A lottery is a form of gambling where numbers are drawn to determine winners. A winner can receive a cash prize, goods, services, or even a house or car. In the US, state governments regulate lotteries to ensure that they are run fairly and responsibly. Lotteries can be addictive and can cause people to spend a significant amount of money on tickets. They can also deplete a person’s savings and reduce the quality of their lives. Historically, people have been drawn to lotteries for the promise of riches, but the odds of winning are usually very slim. The word “lottery” is derived from the Dutch noun lot, meaning fate.
The first lotteries were private games of chance that were used to raise money for a variety of purposes. They are thought to have originated in China during the Han dynasty between 205 and 187 BC. The earliest known lotteries were keno slips, and they were used to finance government projects such as the Great Wall of China.
In modern times, lotteries are a popular method of raising money for public services, such as education and infrastructure. They are regulated by federal and state laws and are operated by special state agencies that oversee the selection of retailers and the distribution of prizes. State-sponsored lotteries are popular in the United States and many other countries around the world.
A common feature of lotteries is a mechanism for recording the identities of bettors, their stakes, and the number(s) or symbols on which they placed their bets. The identities of the bettors may be recorded on a ticket that is submitted to the lottery organization for shuffling and selection in the drawing, or the bettor’s name may be logged in a database. The number(s) or symbol(s) on the ticket(s) are then matched to those in the pool of numbers that will be selected in the drawing.
There are several different types of lottery games, including the Powerball and Mega Millions. In each game, participants choose five numbers from one to 70 and an Easy Pick number between 1 and 25. If all numbers are drawn, the jackpot is awarded to the player. These games have large purses and are popular with players.
Although a large percentage of the funds for a lottery are distributed as prizes, some are used to pay operating expenses and administrative costs. Most states have lottery commissions that administer the various aspects of the lottery. These include selecting and training retailers, assisting them in promoting the lottery to prospective players, paying high-tier prizes, and ensuring that all lottery activities are conducted in accordance with state law.

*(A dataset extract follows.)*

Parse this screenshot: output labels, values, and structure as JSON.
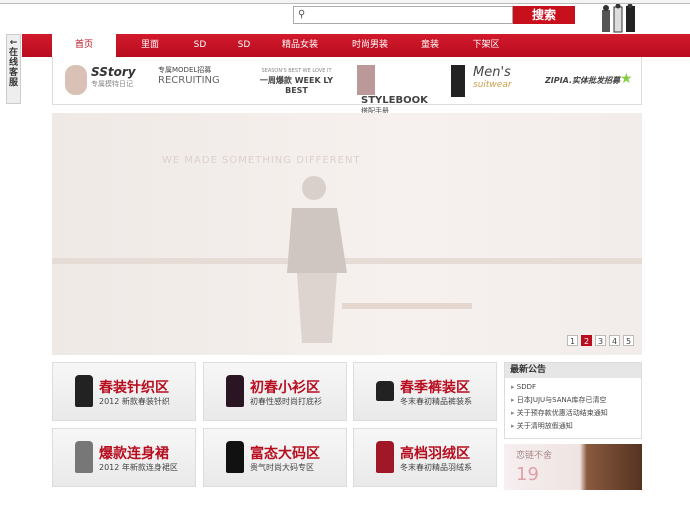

In the immediate post-World War II period, lotteries were viewed as a way for states to expand their array of social safety net services without having to impose especially onerous taxes on middle class and working class residents. This arrangement was unstable, and by the 1960s, it began to crumble. In the wake of inflation, the cost of running state services began to increase at a much faster rate than lottery revenues could keep up with them.